Bike to Work DaySummit County Open Space and Trails and the Physical Activity and Nutrition Team of the Summit (PANTS) invited the community to participate in the 2017 Bike to Work Day on Wednesday, June 21. Bicycle commuters can receive free breakfast, get simple bike tune-ups by local bike mechanics and be entered into prize drawings.
Bike to Work Day is a fun event in Summit County, and it grows every year. For those who haven’t ever tried commuting by bike, this event is a great way to give it a shot and get a taste of the physical-fitness and stress-reduction benefits.
Summit County has celebrated Bike to Work Day since 2010. PANTS began partnering with the County in 2014, helping to grow the event’s participation and activity offerings. This year, Summit County Bike to Work Day is bigger than ever, with an expanded number of breakfast stations, evening activities and prize drawings throughout the community.
Hoosier Pass Feasibility Study

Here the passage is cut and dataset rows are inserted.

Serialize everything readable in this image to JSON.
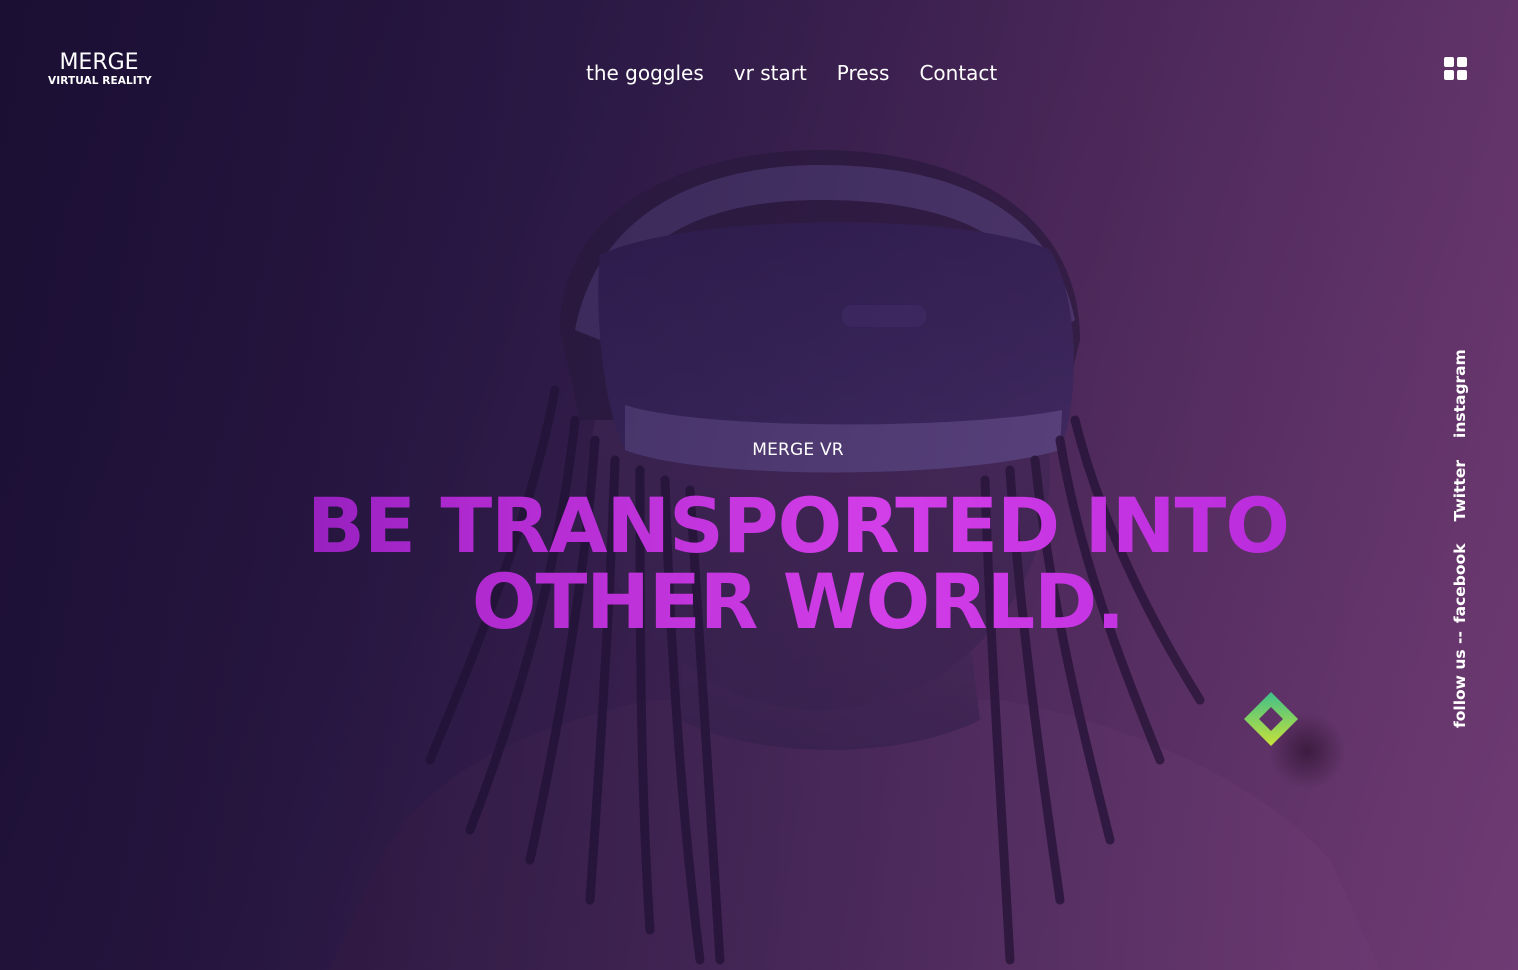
{
  "brand": {
    "name": "MERGE",
    "tagline": "VIRTUAL REALITY"
  },
  "nav": {
    "items": [
      {
        "label": "the goggles"
      },
      {
        "label": "vr start"
      },
      {
        "label": "Press"
      },
      {
        "label": "Contact"
      }
    ],
    "menu_icon": "grid-icon"
  },
  "hero": {
    "kicker": "MERGE VR",
    "headline_line1": "BE TRANSPORTED INTO",
    "headline_line2": "OTHER WORLD.",
    "background": "person-wearing-vr-headset"
  },
  "social": {
    "prefix": "follow us --",
    "links": [
      {
        "label": "facebook"
      },
      {
        "label": "Twitter"
      },
      {
        "label": "instagram"
      }
    ]
  },
  "decor": {
    "diamond_icon": "gradient-diamond-icon"
  },
  "colors": {
    "background": "#2b1a45",
    "headline_gradient_start": "#6a0fa0",
    "headline_gradient_mid": "#d23ee8",
    "diamond_top": "#3fbf8a",
    "diamond_bottom": "#c8e23a"
  }
}
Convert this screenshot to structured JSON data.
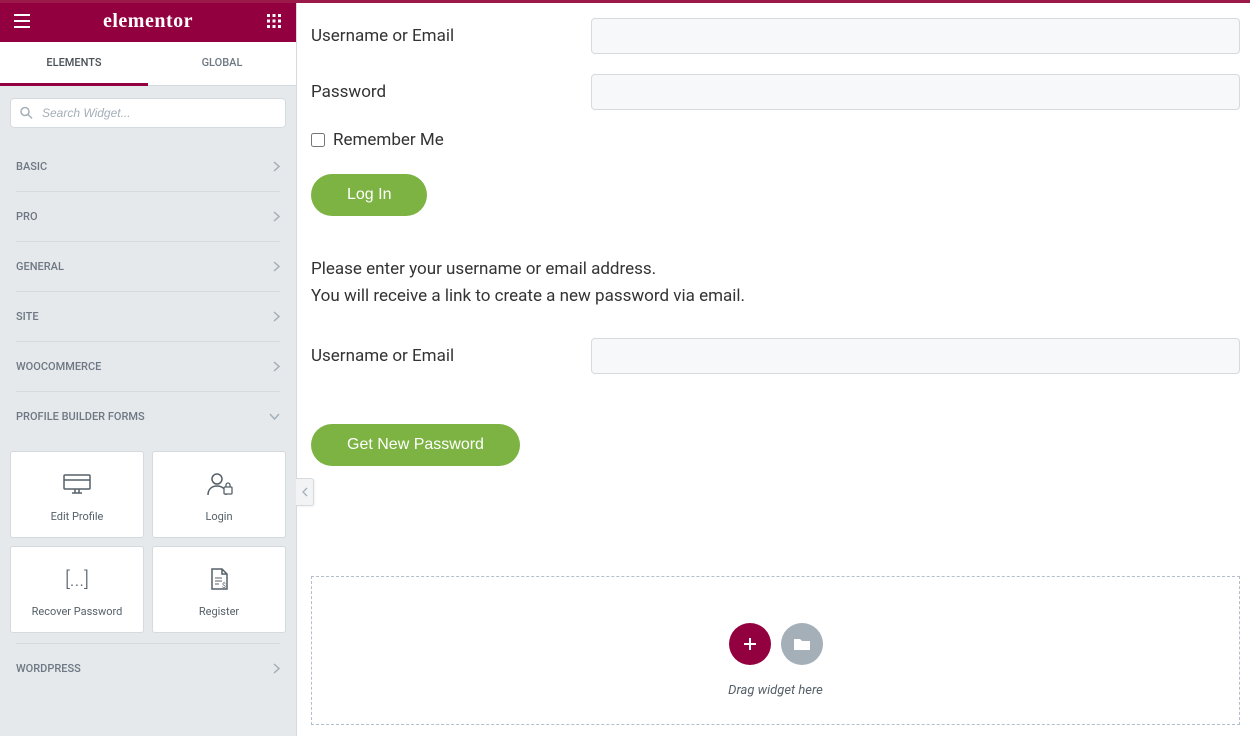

With assistance from Belt Collins out of Boulder, CO and coordination with Park County and the Towns of Breckenridge, Blue River and Alma, we have conducted a feasibility study to determine if it would be possible to construct a Recpath between Breckenridge and Alma. If constructed, this approximately 17 miles of paved Recpath would allow users to connect into the existing trails and navigate a designated Recpath system between Vail Pass and the Town of Fairplay. This would also provide a safe commute option for residents of Summit and Park Counties to travel between towns separated by Hoosier Pass. Please see the below links for the documents:
Cover Page Introduction Chapter 1 Chapter 2 Chapter 3 Chapter 4 Appendices
For a recap of the project, view the Final Overview.
The primary objectives of this project are to conduct a thorough investigation of the structural stability and integrity of the dredge, develop recommendations for both short term stabilization and long-term preservation of the structure, and to develop a plan for interpretation and use of the site. In addition, the possibility of a National Register of Historic Places nomination was considered and potential boundaries for such a nomination are still being considered. This master plan addresses how best to interpret and preserve the dredge and its site while balancing other interests and goals for the area including stream restoration and recreational uses.
*Due to large document size, the plan may take a few minutes to load*
Reiling Dredge Preservation Master Plan